The High Court had said the state government could not indefinitely postpone collection of annual fees as it would unreasonably restrict their functioning.
The court also referred to a Supreme Court judgement – involving the Indian School in Rajasthan’s Jodhpur – and said schools could collect fees less 15 per cent – in lieu of unutilised facilities during the relevant period of the 2020/21 academic year.
The court said amounts payable would have to be paid in six monthly installments from June 10.
The order was appealed in the High Court by the Delhi government and others, including students and parents; the contention was that the decision was based on incorrect facts and law.
The Delhi government contended its orders were issued in the larger public interest because the lockdown had triggered a financial crisis for lakhs of parents in the city.
It said “charging fees (by schools) is not the only source of augmenting the income” and that schools, if unregulated, will determine their own fee structure “as per their whims and fancies”. It also said reference to the Supreme Court order was invalid because of differing education laws in the two states.
Appeals on behalf of the students claimed that establishment costs, like repairing of buildings, administrative expenses, rent and hostel expenses, are not applicable when the schools are closed.
Schools across the country have been closed to physical classes since the pandemic struck, with classes being held online.
The decision on re-opening them had been left to states, most of whom have kept them closed for now, amid fear of a third wave of infections that could target children.

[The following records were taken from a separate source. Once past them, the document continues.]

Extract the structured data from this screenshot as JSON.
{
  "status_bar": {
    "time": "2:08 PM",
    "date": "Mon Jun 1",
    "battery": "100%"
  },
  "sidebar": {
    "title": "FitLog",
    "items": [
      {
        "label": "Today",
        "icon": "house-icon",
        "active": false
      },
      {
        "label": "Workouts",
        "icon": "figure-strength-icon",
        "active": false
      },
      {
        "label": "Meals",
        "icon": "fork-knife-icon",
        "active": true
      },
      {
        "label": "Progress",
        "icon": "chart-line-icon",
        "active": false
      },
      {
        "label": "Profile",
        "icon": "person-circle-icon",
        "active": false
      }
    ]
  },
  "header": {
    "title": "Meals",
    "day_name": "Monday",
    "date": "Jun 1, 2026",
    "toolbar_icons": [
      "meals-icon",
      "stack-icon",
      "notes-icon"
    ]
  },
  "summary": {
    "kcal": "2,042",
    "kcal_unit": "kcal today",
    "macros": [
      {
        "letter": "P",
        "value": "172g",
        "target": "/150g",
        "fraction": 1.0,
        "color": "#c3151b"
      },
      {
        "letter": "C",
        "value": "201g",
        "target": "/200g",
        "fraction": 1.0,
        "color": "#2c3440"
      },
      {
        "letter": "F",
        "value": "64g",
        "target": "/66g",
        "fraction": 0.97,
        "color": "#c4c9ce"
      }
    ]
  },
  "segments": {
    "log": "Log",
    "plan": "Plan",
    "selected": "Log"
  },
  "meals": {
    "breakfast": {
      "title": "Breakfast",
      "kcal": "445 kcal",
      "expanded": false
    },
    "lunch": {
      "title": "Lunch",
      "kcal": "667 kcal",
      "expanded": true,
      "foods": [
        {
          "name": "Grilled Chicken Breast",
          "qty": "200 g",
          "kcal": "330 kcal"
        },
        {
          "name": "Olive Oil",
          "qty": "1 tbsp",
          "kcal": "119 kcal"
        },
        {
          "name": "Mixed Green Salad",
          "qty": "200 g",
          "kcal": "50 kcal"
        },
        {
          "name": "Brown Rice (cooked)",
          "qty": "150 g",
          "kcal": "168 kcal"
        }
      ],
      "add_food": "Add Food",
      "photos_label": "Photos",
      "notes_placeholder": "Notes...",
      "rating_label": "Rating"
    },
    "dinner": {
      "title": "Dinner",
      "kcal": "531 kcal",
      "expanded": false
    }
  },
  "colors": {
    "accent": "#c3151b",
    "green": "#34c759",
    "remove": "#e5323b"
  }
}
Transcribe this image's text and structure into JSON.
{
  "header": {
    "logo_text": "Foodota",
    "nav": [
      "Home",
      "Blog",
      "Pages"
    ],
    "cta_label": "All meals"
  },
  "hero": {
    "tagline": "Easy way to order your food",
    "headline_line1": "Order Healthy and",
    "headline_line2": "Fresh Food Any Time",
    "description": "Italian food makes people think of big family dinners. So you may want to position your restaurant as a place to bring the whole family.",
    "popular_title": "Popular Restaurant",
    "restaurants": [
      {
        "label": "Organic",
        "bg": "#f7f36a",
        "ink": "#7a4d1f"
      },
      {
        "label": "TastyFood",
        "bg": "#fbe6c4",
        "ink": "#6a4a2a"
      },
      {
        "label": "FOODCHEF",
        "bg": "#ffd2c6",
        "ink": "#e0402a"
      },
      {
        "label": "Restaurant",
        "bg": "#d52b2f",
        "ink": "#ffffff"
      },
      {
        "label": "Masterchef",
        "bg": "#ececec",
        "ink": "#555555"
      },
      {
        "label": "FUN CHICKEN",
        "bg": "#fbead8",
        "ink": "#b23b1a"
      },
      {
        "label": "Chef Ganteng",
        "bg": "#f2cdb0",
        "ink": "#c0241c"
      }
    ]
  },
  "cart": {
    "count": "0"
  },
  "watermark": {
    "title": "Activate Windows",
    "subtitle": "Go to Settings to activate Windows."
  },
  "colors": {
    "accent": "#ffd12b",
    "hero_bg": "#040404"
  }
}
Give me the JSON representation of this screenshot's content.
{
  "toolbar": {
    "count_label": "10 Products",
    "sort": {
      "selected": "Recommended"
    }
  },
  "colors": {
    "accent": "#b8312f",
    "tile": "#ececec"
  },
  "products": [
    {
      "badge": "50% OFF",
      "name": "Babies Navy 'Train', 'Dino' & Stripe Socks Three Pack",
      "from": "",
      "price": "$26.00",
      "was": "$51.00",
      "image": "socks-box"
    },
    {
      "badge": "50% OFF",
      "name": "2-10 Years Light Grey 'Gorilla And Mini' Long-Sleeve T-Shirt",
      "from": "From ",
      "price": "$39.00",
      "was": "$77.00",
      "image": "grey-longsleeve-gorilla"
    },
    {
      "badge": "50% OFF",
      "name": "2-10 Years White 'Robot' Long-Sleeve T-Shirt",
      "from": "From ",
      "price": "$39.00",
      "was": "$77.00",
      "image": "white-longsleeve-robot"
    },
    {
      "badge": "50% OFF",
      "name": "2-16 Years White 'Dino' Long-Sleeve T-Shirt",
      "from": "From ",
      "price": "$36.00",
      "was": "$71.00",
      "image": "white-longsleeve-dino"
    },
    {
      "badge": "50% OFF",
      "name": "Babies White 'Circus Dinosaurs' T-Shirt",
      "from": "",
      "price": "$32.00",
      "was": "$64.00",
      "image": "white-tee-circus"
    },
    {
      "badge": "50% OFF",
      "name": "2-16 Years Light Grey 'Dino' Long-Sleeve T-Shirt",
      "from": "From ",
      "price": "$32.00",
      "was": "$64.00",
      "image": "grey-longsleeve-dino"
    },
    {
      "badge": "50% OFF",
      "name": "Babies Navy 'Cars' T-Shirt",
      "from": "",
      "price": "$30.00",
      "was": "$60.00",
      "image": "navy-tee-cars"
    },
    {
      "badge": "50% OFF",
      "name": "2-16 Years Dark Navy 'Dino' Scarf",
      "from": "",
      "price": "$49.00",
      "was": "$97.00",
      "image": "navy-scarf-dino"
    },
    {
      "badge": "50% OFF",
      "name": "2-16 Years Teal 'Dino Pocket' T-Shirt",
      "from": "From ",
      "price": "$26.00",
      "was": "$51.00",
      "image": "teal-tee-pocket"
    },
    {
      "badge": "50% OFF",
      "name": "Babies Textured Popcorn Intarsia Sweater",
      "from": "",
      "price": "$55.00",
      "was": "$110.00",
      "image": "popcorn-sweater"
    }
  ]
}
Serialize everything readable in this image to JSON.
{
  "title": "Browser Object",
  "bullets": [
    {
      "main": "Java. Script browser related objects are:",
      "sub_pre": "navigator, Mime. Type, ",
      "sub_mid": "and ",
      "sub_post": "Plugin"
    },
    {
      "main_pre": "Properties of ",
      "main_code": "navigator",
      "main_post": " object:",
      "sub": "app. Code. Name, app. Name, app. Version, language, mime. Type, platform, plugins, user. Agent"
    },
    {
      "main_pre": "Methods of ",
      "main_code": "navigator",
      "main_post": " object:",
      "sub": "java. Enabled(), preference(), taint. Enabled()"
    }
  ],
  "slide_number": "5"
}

Last week the centre said “we can only have this (re-opening of schools) when a large part of the population is protected” and cautioned against opening schools because daily cases are falling.